*** Block opens ***

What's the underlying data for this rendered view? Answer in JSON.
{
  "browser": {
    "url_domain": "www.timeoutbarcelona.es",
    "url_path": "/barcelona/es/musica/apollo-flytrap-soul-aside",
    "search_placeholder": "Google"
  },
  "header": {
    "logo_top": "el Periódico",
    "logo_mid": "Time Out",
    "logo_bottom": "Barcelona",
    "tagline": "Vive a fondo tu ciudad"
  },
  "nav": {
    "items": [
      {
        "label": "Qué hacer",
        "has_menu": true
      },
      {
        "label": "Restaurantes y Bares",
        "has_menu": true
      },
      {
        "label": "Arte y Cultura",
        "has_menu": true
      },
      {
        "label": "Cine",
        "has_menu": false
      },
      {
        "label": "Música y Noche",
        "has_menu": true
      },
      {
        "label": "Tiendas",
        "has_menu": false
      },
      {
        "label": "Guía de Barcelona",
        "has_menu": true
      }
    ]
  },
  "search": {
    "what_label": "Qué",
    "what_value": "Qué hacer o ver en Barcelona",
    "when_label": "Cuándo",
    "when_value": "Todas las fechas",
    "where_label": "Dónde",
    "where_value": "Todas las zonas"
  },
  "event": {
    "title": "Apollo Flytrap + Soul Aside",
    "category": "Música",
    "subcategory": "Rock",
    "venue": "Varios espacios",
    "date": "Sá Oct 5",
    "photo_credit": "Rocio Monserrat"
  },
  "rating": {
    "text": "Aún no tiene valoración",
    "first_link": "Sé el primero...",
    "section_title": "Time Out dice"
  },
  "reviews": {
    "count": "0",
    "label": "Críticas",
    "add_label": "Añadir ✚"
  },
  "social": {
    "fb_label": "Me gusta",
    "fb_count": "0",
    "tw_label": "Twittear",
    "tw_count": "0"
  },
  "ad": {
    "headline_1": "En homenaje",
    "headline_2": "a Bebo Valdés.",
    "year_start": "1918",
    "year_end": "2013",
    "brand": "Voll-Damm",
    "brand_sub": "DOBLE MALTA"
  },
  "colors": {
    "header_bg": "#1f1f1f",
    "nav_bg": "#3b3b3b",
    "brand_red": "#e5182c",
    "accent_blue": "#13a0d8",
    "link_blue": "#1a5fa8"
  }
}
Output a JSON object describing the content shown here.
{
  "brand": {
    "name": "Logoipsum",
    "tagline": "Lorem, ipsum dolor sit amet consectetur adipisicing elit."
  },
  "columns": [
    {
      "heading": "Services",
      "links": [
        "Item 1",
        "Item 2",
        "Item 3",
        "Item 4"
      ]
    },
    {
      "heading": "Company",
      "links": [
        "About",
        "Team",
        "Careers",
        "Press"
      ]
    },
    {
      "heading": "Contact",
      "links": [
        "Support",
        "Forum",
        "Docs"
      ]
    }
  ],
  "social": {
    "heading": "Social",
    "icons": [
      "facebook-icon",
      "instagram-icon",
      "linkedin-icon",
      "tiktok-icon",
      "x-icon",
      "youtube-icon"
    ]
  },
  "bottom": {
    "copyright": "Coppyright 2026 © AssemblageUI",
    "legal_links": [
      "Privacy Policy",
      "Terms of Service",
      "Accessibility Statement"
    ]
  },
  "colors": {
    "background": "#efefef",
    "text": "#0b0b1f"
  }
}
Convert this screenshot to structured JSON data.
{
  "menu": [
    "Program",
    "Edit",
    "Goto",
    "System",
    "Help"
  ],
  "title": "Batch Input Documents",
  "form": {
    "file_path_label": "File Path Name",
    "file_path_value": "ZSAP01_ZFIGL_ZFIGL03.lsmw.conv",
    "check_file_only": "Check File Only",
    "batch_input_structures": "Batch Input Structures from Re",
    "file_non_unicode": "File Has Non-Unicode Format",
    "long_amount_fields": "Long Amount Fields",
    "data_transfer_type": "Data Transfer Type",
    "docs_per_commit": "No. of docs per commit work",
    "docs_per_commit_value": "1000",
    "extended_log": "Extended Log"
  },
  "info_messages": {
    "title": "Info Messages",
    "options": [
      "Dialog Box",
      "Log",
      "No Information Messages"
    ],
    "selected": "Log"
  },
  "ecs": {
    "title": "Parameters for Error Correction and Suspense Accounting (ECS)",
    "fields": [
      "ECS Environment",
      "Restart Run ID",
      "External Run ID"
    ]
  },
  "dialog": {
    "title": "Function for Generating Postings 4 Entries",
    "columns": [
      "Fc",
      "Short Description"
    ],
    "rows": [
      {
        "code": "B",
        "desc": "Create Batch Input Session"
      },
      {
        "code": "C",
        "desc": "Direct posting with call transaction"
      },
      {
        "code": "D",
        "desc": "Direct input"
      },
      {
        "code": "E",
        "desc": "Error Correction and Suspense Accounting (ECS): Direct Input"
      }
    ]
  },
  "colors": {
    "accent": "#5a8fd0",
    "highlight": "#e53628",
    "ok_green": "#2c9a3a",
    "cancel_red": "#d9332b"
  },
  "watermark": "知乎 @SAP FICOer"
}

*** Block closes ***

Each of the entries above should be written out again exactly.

What's the underlying data for this rendered view? Answer in JSON.
{
  "browser": {
    "url_domain": "www.timeoutbarcelona.es",
    "url_path": "/barcelona/es/musica/apollo-flytrap-soul-aside",
    "search_placeholder": "Google"
  },
  "header": {
    "logo_top": "el Periódico",
    "logo_mid": "Time Out",
    "logo_bottom": "Barcelona",
    "tagline": "Vive a fondo tu ciudad"
  },
  "nav": {
    "items": [
      {
        "label": "Qué hacer",
        "has_menu": true
      },
      {
        "label": "Restaurantes y Bares",
        "has_menu": true
      },
      {
        "label": "Arte y Cultura",
        "has_menu": true
      },
      {
        "label": "Cine",
        "has_menu": false
      },
      {
        "label": "Música y Noche",
        "has_menu": true
      },
      {
        "label": "Tiendas",
        "has_menu": false
      },
      {
        "label": "Guía de Barcelona",
        "has_menu": true
      }
    ]
  },
  "search": {
    "what_label": "Qué",
    "what_value": "Qué hacer o ver en Barcelona",
    "when_label": "Cuándo",
    "when_value": "Todas las fechas",
    "where_label": "Dónde",
    "where_value": "Todas las zonas"
  },
  "event": {
    "title": "Apollo Flytrap + Soul Aside",
    "category": "Música",
    "subcategory": "Rock",
    "venue": "Varios espacios",
    "date": "Sá Oct 5",
    "photo_credit": "Rocio Monserrat"
  },
  "rating": {
    "text": "Aún no tiene valoración",
    "first_link": "Sé el primero...",
    "section_title": "Time Out dice"
  },
  "reviews": {
    "count": "0",
    "label": "Críticas",
    "add_label": "Añadir ✚"
  },
  "social": {
    "fb_label": "Me gusta",
    "fb_count": "0",
    "tw_label": "Twittear",
    "tw_count": "0"
  },
  "ad": {
    "headline_1": "En homenaje",
    "headline_2": "a Bebo Valdés.",
    "year_start": "1918",
    "year_end": "2013",
    "brand": "Voll-Damm",
    "brand_sub": "DOBLE MALTA"
  },
  "colors": {
    "header_bg": "#1f1f1f",
    "nav_bg": "#3b3b3b",
    "brand_red": "#e5182c",
    "accent_blue": "#13a0d8",
    "link_blue": "#1a5fa8"
  }
}
Output a JSON object describing the content shown here.
{
  "brand": {
    "name": "Logoipsum",
    "tagline": "Lorem, ipsum dolor sit amet consectetur adipisicing elit."
  },
  "columns": [
    {
      "heading": "Services",
      "links": [
        "Item 1",
        "Item 2",
        "Item 3",
        "Item 4"
      ]
    },
    {
      "heading": "Company",
      "links": [
        "About",
        "Team",
        "Careers",
        "Press"
      ]
    },
    {
      "heading": "Contact",
      "links": [
        "Support",
        "Forum",
        "Docs"
      ]
    }
  ],
  "social": {
    "heading": "Social",
    "icons": [
      "facebook-icon",
      "instagram-icon",
      "linkedin-icon",
      "tiktok-icon",
      "x-icon",
      "youtube-icon"
    ]
  },
  "bottom": {
    "copyright": "Coppyright 2026 © AssemblageUI",
    "legal_links": [
      "Privacy Policy",
      "Terms of Service",
      "Accessibility Statement"
    ]
  },
  "colors": {
    "background": "#efefef",
    "text": "#0b0b1f"
  }
}
Convert this screenshot to structured JSON data.
{
  "menu": [
    "Program",
    "Edit",
    "Goto",
    "System",
    "Help"
  ],
  "title": "Batch Input Documents",
  "form": {
    "file_path_label": "File Path Name",
    "file_path_value": "ZSAP01_ZFIGL_ZFIGL03.lsmw.conv",
    "check_file_only": "Check File Only",
    "batch_input_structures": "Batch Input Structures from Re",
    "file_non_unicode": "File Has Non-Unicode Format",
    "long_amount_fields": "Long Amount Fields",
    "data_transfer_type": "Data Transfer Type",
    "docs_per_commit": "No. of docs per commit work",
    "docs_per_commit_value": "1000",
    "extended_log": "Extended Log"
  },
  "info_messages": {
    "title": "Info Messages",
    "options": [
      "Dialog Box",
      "Log",
      "No Information Messages"
    ],
    "selected": "Log"
  },
  "ecs": {
    "title": "Parameters for Error Correction and Suspense Accounting (ECS)",
    "fields": [
      "ECS Environment",
      "Restart Run ID",
      "External Run ID"
    ]
  },
  "dialog": {
    "title": "Function for Generating Postings 4 Entries",
    "columns": [
      "Fc",
      "Short Description"
    ],
    "rows": [
      {
        "code": "B",
        "desc": "Create Batch Input Session"
      },
      {
        "code": "C",
        "desc": "Direct posting with call transaction"
      },
      {
        "code": "D",
        "desc": "Direct input"
      },
      {
        "code": "E",
        "desc": "Error Correction and Suspense Accounting (ECS): Direct Input"
      }
    ]
  },
  "colors": {
    "accent": "#5a8fd0",
    "highlight": "#e53628",
    "ok_green": "#2c9a3a",
    "cancel_red": "#d9332b"
  },
  "watermark": "知乎 @SAP FICOer"
}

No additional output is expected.